In my years as a critic, I’ve always managed to resist the urge to walk out on bad movies. There’s a professional obligation to sit through the worst of the worst and force myself to endure the bad in the hope that you don’t have to. It was a particularly difficult struggle of endurance and will to not walk out of Fifty Shades Darker, however, one that took the full suppression of my every instinct, every desire, and every sense of decency to overcome. Somehow, I managed it.
Fifty Shades Darker is less a film than a cinematic ramble, a series of flimsily conceived scenes strung together by the loosest of plots as an excuse to get from one passionless sex scene to the next. In between the blistering mediocrity of the sex—which, I gather, is a large part of the appeal of the E.L. James novels—is a story so irredeemably pointless that the only limits pushed are the limits of audience patience.
What little plot there is to be found within Fifty Shades Darker can be summarized as an abuser, Christian Grey (Jamie Dornan) wins his former victim, Anastasia Steele—good lord, I can’t even type that name with a straight face—(Dakota Johnson) back by swearing he’s changed. Never mind that she, rightly, walked out of his posh penthouse and reclaimed both her independence and dignity not so long ago. No, he means it. Honestly. This time it’s different.
For a film that’s ostensibly playing to the fantasies of its female audience, it certainly does presume the worst. I suppose you could argue that there’s something mildly empowering about taking a billionaire who’s so enthralled by power that he systematically breaks down the psyches of women for his own gratification and flipping him so hard that he literally gets on his knees and begs for forgiveness. Had the script deigned to offer a more nuanced portrayal of this power struggle, I might give that some consideration.
Instead, we’re meant to just accept that Anastasia is making the right decision. Never mind that it’s exceptionally creepy that Christian is still sending her flowers. Never mind that he purchases large photographs of her from an art show to keep “strangers” from looking at her. Never mind that he buys the company she works for. These are all good and romantic gestures, and not at all the moves of an obsessive stalker. Jesus Christ, if he were poor and ugly, this would be a thriller and not a romance.

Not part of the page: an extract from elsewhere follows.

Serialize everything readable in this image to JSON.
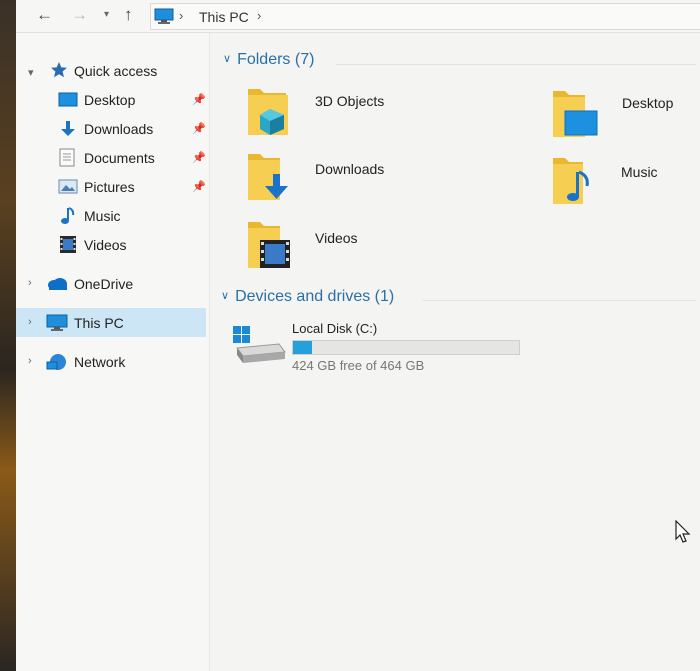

It’s made all the worse by the fact that Dornan and Johnson have somewhere in the range of zero chemistry. Neither of them look particularly interested in being there, and both plod through with all the gusto you’d expect of someone who committed to plans they had no interest in and realized too late they couldn’t get out of. Neither of them are bad at their jobs, overall—Dornan was brilliant in The Fall, and Johnson was endearingly lovable in How to Be Single—but both of them are bad here.
Maybe not career-ending-bad, but the taint of their involvement will surely follow them as their careers continue to grow. They are, at this point, indelibly linked to the roles of Christian Grey and Anastasia Steele in the same way that Robert Pattinson and Kristen Stewart can’t quite seem to step out from the shadows of Twilight, the sappy vampire love story which inspired James to write the internet fan-fiction that later became the Fifty Shades series.
Not even Kim Basinger, playing a Grey family friend who systematically sexually abused a young Grey, can elevate the rambling drivel of this script. She not only phones it in, she barely looks present; instead she comes off as an impersonation of a bad Kim Basinger impersonator. This was probably the best should do with the material she was given, the source for which is one of the finest examples of aberrant pop culture phenomena in the history of pop culture.
There’s no saving grace here, nothing to maintain your interest. As far as flashes in pans go, the Fifty Shades fire burnt out years ago, making this a fine example of both too little and too late. By the time you get to the mid-credits trailer for next year’s Fifty Shades Freed, the prospect of spending another two hours in this insipid world feels like nothing less than a direct threat to your well-being and sanity. It’s already been made, it’s happening, there’s nothing we can do to stop it. This movie can earn a fraction of its $55 million budget, and still we’ll be subjected to more.
I weep for Johnson and Dornan. If this is what passes for romance these days, I weep for us all.
Fifty Shades Darker is now playing in theaters everywhere.